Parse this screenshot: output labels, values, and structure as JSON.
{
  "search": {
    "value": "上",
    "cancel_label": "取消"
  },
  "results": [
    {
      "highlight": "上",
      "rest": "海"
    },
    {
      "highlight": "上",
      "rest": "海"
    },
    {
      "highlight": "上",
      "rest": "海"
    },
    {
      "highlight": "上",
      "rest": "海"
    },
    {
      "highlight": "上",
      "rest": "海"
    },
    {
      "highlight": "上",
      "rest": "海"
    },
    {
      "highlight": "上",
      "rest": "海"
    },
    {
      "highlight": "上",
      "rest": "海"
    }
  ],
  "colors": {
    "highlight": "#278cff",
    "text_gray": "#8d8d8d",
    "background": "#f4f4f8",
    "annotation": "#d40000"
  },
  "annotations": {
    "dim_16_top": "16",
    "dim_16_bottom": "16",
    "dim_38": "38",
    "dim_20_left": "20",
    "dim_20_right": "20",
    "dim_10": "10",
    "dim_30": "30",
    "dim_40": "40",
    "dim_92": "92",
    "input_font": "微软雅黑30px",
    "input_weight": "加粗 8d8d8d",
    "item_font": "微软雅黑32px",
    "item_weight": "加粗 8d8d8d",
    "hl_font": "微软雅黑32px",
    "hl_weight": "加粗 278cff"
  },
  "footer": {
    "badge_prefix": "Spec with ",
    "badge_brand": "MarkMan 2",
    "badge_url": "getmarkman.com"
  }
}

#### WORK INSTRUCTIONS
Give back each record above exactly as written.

#### SOLVED EXERCISE
Parse this screenshot: output labels, values, and structure as JSON.
{
  "search": {
    "value": "上",
    "cancel_label": "取消"
  },
  "results": [
    {
      "highlight": "上",
      "rest": "海"
    },
    {
      "highlight": "上",
      "rest": "海"
    },
    {
      "highlight": "上",
      "rest": "海"
    },
    {
      "highlight": "上",
      "rest": "海"
    },
    {
      "highlight": "上",
      "rest": "海"
    },
    {
      "highlight": "上",
      "rest": "海"
    },
    {
      "highlight": "上",
      "rest": "海"
    },
    {
      "highlight": "上",
      "rest": "海"
    }
  ],
  "colors": {
    "highlight": "#278cff",
    "text_gray": "#8d8d8d",
    "background": "#f4f4f8",
    "annotation": "#d40000"
  },
  "annotations": {
    "dim_16_top": "16",
    "dim_16_bottom": "16",
    "dim_38": "38",
    "dim_20_left": "20",
    "dim_20_right": "20",
    "dim_10": "10",
    "dim_30": "30",
    "dim_40": "40",
    "dim_92": "92",
    "input_font": "微软雅黑30px",
    "input_weight": "加粗 8d8d8d",
    "item_font": "微软雅黑32px",
    "item_weight": "加粗 8d8d8d",
    "hl_font": "微软雅黑32px",
    "hl_weight": "加粗 278cff"
  },
  "footer": {
    "badge_prefix": "Spec with ",
    "badge_brand": "MarkMan 2",
    "badge_url": "getmarkman.com"
  }
}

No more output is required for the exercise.